[Opening Material for the task section]

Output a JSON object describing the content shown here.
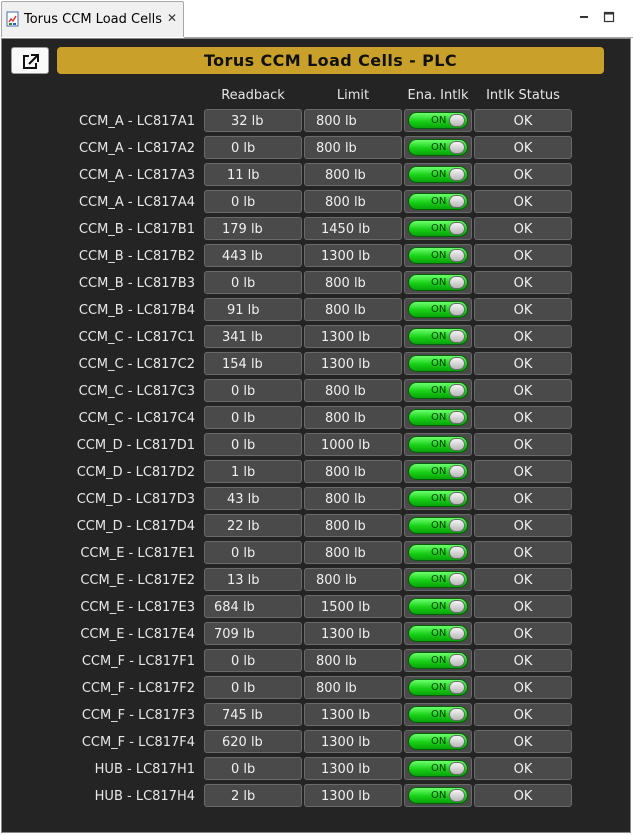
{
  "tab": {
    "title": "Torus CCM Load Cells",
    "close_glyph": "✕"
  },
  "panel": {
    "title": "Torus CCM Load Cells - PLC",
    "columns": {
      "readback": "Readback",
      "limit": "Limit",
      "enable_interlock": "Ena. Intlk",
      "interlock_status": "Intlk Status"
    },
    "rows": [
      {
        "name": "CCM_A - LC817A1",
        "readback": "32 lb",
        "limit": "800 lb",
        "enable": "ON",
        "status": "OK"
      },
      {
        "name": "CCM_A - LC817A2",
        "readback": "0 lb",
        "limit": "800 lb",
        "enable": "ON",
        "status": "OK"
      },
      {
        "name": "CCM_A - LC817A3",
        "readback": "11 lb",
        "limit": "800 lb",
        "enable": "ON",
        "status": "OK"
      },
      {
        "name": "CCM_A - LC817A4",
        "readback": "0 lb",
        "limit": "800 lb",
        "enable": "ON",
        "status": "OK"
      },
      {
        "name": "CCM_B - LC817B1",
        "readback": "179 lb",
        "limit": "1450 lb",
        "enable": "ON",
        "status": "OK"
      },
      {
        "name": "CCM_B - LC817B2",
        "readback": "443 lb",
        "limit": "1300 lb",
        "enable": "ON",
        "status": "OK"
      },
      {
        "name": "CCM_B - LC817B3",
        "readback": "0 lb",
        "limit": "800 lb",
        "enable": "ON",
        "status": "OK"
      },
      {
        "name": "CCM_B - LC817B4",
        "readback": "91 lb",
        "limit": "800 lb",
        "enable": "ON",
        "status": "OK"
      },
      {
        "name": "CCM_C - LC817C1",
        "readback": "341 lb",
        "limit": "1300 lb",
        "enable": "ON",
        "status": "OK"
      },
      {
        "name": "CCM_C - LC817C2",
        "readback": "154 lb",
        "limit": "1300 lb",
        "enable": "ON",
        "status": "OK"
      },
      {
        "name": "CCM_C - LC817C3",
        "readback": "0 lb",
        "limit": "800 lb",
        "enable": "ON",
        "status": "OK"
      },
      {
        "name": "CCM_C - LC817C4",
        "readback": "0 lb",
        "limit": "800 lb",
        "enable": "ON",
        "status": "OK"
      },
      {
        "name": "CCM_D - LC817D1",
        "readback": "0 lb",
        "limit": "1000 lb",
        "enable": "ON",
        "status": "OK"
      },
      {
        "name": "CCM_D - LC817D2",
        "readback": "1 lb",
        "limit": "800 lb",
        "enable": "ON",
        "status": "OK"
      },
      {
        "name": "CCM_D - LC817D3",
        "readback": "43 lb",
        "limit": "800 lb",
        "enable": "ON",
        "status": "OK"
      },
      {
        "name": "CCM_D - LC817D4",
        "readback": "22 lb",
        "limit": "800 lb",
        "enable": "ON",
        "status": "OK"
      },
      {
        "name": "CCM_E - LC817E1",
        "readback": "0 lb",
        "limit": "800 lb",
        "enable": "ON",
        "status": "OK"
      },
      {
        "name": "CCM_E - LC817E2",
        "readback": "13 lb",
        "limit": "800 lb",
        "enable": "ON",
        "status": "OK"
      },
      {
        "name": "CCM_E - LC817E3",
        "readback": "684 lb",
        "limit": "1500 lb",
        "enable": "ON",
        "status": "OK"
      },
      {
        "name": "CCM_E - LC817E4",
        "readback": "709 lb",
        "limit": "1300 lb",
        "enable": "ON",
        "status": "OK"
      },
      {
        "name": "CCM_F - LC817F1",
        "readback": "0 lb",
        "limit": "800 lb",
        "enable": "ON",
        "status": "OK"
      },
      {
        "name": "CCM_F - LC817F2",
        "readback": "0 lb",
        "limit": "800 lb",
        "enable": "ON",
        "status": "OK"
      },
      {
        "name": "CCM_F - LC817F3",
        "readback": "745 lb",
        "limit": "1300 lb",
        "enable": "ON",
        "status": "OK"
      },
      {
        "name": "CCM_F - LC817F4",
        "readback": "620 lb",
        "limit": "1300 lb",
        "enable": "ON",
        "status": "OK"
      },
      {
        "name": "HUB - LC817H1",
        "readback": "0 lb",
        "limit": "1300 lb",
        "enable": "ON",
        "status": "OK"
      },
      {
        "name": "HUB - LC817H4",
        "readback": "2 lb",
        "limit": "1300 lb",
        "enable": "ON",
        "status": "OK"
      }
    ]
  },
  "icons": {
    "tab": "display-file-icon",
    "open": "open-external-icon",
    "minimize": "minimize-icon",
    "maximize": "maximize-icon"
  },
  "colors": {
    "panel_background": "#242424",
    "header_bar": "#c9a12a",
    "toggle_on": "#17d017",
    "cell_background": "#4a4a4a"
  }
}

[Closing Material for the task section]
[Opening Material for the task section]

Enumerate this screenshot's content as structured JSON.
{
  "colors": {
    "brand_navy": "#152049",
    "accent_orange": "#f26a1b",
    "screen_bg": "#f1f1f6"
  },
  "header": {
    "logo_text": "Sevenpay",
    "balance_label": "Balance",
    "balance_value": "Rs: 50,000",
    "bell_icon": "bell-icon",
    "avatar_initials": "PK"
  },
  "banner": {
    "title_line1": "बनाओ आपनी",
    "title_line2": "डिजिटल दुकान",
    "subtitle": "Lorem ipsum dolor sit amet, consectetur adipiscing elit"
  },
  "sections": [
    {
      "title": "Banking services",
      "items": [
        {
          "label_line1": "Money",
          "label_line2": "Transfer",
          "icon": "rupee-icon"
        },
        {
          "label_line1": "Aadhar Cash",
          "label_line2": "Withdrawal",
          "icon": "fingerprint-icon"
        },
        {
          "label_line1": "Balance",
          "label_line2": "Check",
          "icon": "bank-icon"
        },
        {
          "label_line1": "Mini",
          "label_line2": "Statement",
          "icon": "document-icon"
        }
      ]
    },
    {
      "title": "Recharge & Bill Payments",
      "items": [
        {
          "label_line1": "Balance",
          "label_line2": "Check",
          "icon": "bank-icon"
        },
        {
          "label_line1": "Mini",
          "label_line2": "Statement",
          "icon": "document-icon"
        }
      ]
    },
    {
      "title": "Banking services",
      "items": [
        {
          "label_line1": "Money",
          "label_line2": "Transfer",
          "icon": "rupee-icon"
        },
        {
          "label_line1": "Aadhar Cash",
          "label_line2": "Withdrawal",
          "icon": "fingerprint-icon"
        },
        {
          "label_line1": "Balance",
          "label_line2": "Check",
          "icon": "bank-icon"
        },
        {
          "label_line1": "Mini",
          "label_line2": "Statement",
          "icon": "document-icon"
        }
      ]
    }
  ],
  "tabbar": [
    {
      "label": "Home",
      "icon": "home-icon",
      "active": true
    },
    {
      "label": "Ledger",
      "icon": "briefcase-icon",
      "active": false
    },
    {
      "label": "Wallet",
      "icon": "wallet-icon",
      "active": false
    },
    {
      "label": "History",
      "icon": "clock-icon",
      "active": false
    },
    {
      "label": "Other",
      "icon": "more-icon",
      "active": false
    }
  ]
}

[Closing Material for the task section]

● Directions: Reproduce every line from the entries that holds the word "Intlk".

● Result for this exercise:
      "enable_interlock": "Ena. Intlk",
      "interlock_status": "Intlk Status"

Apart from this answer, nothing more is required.